> **Your task**: The required result is each line of the entries below containing the string "AirPort".

> **Records for the exercise**:
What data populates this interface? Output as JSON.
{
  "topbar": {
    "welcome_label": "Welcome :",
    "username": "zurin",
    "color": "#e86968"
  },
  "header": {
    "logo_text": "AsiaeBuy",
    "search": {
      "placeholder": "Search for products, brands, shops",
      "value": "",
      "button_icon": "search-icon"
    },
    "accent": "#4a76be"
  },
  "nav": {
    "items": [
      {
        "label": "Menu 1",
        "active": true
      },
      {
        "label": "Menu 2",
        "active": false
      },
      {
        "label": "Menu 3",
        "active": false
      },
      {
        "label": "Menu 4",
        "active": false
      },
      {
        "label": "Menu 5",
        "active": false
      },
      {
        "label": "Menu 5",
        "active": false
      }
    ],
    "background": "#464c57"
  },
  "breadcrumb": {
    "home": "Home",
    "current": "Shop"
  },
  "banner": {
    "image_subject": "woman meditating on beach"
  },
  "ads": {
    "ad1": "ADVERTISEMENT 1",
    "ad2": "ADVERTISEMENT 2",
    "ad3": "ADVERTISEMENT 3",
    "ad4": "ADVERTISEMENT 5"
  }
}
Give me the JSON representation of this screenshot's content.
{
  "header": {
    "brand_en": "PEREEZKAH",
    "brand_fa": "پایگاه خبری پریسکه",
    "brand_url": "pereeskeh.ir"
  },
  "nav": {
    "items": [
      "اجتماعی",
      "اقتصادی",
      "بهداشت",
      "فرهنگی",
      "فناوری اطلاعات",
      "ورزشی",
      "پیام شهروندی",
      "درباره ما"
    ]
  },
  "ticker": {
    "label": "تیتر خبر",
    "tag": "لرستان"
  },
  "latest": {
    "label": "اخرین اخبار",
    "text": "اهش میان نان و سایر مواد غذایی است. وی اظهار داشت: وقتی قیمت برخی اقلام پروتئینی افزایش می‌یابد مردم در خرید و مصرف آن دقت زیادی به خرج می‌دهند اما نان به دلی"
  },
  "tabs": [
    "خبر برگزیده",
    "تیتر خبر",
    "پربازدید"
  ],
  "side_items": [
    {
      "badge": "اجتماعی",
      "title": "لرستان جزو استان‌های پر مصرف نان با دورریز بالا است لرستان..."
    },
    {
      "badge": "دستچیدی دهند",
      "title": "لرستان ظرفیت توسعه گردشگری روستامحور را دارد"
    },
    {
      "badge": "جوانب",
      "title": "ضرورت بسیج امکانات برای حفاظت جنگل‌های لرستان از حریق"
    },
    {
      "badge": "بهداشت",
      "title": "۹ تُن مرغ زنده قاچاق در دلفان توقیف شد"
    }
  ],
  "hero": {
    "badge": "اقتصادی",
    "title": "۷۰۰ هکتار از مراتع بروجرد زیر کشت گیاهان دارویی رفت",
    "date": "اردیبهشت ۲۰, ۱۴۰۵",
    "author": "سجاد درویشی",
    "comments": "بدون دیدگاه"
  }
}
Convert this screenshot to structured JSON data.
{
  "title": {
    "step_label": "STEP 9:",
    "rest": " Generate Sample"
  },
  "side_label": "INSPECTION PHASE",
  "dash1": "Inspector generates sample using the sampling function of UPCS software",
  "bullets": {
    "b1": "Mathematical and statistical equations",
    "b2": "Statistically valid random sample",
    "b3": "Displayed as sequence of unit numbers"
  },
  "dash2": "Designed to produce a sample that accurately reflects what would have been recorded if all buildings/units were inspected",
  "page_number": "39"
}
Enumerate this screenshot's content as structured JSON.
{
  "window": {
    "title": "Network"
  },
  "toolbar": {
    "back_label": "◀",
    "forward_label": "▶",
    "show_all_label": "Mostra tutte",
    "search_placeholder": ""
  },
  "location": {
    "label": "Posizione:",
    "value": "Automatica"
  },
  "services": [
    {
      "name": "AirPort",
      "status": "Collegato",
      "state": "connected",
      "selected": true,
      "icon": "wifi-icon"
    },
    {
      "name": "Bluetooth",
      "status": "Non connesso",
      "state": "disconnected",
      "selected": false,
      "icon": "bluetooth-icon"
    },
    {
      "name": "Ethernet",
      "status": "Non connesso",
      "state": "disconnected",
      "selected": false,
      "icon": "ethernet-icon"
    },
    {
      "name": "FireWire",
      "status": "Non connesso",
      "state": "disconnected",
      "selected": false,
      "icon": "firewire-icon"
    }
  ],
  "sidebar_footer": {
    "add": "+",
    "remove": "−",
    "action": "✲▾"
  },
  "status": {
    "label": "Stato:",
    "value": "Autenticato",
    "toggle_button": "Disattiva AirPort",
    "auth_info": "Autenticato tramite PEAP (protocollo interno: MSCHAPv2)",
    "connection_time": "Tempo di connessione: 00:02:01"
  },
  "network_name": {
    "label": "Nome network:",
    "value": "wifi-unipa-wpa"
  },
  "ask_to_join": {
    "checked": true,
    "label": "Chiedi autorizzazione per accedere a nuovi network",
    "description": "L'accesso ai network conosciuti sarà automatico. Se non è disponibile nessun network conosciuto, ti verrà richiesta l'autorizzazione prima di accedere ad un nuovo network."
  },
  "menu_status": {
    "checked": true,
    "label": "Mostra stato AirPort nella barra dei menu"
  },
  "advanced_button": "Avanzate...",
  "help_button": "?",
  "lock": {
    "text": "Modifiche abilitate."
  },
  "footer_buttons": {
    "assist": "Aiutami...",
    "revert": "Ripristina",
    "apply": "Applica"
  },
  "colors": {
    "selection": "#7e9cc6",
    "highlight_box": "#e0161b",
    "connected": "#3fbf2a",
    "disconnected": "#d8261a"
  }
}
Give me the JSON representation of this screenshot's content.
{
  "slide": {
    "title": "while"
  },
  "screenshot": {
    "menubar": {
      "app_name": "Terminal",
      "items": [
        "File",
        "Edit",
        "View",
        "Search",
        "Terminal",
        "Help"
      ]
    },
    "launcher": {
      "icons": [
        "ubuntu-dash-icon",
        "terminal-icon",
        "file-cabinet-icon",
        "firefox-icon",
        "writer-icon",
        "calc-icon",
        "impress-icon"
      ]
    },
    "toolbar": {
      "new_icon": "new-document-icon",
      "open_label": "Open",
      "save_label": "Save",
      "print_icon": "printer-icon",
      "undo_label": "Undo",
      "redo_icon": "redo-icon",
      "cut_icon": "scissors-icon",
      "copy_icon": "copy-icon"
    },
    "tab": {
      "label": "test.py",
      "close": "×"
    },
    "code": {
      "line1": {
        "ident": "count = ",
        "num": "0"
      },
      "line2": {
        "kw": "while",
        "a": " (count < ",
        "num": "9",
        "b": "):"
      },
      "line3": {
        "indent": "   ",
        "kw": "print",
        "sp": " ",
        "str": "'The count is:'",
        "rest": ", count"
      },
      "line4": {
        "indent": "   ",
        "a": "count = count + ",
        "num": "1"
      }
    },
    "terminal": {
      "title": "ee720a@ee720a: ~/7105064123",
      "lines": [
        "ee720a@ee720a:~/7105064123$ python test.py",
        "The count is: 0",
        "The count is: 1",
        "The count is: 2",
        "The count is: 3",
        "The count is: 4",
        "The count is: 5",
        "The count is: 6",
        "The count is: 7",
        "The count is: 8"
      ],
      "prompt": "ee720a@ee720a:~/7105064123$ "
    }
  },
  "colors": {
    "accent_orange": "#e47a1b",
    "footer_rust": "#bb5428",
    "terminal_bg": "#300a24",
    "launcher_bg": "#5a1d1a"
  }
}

> **Reply to the exercise**:
      "name": "AirPort",
    "toggle_button": "Disattiva AirPort",
    "label": "Mostra stato AirPort nella barra dei menu"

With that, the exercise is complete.